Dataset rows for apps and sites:

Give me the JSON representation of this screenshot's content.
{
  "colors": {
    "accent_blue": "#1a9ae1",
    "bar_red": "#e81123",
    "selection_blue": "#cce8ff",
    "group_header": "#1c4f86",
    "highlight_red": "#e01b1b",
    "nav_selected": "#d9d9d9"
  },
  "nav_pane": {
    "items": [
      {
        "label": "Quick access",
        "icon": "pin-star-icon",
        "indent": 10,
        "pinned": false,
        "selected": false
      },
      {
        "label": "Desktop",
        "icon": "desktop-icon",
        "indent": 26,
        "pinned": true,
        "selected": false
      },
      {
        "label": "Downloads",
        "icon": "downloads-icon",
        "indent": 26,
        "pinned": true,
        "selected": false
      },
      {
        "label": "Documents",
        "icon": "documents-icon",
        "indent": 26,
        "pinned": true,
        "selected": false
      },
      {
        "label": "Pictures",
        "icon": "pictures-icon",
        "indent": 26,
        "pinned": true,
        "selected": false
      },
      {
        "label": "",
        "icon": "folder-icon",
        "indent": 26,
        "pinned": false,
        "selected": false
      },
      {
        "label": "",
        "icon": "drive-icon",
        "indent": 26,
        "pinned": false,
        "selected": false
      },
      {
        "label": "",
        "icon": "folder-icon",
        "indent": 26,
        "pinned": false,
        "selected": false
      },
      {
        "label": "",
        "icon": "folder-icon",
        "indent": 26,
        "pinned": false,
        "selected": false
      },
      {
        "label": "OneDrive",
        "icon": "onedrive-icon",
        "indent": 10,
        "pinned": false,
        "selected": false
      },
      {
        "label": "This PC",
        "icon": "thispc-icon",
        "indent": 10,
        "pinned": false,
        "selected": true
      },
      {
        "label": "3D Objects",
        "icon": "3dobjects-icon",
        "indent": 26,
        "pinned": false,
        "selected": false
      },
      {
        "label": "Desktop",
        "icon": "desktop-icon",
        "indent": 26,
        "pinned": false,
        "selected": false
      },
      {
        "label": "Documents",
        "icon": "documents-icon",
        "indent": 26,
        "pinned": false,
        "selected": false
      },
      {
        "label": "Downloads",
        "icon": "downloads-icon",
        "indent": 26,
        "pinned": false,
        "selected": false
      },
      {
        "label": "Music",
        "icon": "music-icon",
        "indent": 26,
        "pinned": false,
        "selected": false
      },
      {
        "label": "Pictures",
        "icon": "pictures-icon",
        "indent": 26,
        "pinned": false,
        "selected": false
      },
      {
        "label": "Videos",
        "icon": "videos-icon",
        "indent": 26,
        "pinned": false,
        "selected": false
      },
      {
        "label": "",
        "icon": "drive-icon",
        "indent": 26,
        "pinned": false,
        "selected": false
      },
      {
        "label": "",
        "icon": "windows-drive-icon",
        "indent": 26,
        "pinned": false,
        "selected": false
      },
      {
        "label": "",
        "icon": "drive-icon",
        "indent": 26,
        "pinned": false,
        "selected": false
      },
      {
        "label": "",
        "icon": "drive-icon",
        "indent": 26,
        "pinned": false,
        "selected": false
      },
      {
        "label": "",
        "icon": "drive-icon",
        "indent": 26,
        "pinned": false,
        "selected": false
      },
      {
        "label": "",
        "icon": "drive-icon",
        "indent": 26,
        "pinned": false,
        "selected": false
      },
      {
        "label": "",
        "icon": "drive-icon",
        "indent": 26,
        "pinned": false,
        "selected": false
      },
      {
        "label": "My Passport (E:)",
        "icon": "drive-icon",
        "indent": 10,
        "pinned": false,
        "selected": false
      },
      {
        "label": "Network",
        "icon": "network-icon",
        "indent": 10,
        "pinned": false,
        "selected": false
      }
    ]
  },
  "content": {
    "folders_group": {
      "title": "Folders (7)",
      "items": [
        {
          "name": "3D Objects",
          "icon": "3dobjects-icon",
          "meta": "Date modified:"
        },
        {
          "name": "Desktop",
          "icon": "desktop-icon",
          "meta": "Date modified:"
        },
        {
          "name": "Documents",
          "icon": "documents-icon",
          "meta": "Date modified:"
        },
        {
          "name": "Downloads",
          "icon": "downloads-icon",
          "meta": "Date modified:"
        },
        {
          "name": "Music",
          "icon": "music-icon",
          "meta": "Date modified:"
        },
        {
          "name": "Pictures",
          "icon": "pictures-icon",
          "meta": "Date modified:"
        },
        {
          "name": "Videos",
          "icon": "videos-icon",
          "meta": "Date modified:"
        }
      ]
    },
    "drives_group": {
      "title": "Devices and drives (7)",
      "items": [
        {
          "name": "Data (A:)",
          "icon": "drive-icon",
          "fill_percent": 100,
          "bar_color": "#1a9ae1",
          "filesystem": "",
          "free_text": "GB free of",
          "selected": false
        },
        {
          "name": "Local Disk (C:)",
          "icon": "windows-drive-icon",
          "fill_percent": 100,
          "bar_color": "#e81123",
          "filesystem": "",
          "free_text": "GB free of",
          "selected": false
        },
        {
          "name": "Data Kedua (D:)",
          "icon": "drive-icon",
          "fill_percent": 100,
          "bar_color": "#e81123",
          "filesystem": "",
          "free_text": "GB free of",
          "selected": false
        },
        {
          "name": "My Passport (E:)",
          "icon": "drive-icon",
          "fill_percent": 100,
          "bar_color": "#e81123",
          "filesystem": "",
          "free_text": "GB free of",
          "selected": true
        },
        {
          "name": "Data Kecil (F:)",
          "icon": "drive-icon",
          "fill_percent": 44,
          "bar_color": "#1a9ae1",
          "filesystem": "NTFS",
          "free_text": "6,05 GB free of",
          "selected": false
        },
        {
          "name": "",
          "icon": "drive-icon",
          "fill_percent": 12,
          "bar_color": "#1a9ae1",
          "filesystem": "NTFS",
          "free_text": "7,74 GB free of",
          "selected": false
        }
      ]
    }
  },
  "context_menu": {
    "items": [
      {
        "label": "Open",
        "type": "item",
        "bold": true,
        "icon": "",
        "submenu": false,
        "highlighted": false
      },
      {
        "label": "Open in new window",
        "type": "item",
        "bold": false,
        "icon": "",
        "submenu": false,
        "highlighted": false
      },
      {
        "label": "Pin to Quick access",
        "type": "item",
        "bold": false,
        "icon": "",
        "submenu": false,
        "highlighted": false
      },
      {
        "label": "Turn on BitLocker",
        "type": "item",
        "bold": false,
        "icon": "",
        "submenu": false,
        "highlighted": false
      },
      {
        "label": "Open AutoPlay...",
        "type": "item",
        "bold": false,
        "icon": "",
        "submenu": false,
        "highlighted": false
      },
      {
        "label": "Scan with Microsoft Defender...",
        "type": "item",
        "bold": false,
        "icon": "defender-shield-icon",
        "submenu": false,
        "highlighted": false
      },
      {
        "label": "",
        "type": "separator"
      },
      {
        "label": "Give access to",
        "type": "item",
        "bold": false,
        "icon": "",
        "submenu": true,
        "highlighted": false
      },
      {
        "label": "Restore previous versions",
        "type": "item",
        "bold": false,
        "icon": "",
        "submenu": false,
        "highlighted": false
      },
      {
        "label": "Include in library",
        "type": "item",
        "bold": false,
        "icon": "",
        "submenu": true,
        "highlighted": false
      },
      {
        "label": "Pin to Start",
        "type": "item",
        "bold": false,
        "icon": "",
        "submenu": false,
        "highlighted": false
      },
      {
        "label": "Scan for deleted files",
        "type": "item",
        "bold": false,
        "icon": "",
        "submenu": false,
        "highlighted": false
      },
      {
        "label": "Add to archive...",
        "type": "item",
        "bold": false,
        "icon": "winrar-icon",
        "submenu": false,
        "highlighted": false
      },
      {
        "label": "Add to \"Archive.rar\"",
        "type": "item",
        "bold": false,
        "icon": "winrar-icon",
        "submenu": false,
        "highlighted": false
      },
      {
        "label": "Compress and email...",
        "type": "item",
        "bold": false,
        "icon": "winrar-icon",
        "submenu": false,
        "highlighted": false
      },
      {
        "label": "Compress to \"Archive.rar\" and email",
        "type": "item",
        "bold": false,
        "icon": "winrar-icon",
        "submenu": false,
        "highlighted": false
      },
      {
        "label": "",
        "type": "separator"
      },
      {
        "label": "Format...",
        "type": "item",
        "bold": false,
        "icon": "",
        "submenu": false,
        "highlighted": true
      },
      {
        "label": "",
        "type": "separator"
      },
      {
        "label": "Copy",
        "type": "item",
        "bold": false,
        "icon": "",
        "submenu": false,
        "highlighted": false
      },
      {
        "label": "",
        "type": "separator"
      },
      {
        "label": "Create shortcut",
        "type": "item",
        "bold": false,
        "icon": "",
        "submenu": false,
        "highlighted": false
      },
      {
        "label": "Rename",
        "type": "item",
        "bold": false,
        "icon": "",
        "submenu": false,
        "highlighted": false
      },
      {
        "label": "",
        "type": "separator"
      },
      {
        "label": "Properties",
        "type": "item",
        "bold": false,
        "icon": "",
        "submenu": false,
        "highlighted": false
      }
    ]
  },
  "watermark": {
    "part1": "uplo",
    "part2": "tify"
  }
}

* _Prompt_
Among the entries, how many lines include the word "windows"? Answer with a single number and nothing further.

* _Response_
2